(Beginning of Input data)

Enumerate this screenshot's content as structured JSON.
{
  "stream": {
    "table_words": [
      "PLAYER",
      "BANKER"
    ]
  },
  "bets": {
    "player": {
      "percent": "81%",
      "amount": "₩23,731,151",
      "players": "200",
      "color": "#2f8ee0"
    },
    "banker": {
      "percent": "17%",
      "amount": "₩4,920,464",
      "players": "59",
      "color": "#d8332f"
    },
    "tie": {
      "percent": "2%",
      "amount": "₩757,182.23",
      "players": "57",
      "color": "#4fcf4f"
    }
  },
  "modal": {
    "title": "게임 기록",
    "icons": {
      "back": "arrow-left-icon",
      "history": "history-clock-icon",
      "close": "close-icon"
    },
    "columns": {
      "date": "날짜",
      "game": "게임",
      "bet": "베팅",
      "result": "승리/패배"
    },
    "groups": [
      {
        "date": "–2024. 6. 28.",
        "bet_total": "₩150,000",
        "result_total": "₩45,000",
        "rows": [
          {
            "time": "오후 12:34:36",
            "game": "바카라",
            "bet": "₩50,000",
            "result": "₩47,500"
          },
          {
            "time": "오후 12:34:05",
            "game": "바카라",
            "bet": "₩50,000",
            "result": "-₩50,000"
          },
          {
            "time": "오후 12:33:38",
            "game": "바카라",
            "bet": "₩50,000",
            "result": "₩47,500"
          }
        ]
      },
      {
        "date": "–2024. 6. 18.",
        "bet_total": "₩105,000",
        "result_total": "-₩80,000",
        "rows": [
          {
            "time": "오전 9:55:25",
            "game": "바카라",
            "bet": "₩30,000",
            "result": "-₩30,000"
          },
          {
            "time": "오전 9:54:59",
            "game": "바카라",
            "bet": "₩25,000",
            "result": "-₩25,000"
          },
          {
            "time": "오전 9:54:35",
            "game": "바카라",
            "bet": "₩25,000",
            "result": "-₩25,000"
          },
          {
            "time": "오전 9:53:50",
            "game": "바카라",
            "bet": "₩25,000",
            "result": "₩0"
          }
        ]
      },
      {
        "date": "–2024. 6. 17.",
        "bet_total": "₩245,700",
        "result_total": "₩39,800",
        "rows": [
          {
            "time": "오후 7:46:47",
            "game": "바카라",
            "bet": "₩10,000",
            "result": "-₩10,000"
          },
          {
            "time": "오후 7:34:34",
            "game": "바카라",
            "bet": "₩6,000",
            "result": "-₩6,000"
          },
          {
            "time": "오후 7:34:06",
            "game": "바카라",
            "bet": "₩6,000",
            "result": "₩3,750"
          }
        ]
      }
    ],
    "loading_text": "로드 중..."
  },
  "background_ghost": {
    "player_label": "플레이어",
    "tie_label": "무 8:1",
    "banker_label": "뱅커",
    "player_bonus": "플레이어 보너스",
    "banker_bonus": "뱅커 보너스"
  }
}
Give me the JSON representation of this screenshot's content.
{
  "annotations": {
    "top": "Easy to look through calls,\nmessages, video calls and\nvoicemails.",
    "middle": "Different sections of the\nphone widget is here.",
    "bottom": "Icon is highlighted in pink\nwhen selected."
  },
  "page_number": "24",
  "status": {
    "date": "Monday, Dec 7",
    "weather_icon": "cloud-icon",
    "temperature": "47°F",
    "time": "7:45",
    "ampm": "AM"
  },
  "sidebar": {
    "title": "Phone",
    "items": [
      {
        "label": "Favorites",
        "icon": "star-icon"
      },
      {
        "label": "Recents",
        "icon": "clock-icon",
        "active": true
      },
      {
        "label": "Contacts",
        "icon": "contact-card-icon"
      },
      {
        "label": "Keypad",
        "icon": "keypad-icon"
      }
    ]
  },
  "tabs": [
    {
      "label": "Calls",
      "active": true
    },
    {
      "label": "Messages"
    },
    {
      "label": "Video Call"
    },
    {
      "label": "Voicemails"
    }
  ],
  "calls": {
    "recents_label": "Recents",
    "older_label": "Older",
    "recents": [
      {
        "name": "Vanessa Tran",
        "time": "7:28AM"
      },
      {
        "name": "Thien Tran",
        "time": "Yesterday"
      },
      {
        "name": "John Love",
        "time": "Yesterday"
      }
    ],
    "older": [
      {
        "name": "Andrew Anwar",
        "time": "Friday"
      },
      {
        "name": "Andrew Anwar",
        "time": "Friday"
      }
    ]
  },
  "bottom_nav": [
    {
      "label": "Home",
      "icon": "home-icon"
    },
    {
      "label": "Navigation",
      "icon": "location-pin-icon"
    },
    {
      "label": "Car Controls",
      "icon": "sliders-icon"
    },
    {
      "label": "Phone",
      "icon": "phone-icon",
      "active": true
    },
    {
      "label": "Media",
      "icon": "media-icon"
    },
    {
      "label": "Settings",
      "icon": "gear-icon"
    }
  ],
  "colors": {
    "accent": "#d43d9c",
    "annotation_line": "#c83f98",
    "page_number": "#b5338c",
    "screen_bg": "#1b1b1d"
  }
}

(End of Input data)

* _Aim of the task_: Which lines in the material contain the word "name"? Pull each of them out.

* _Solution to this task_:
        "name": "Vanessa Tran",
        "name": "Thien Tran",
        "name": "John Love",
        "name": "Andrew Anwar",
        "name": "Andrew Anwar",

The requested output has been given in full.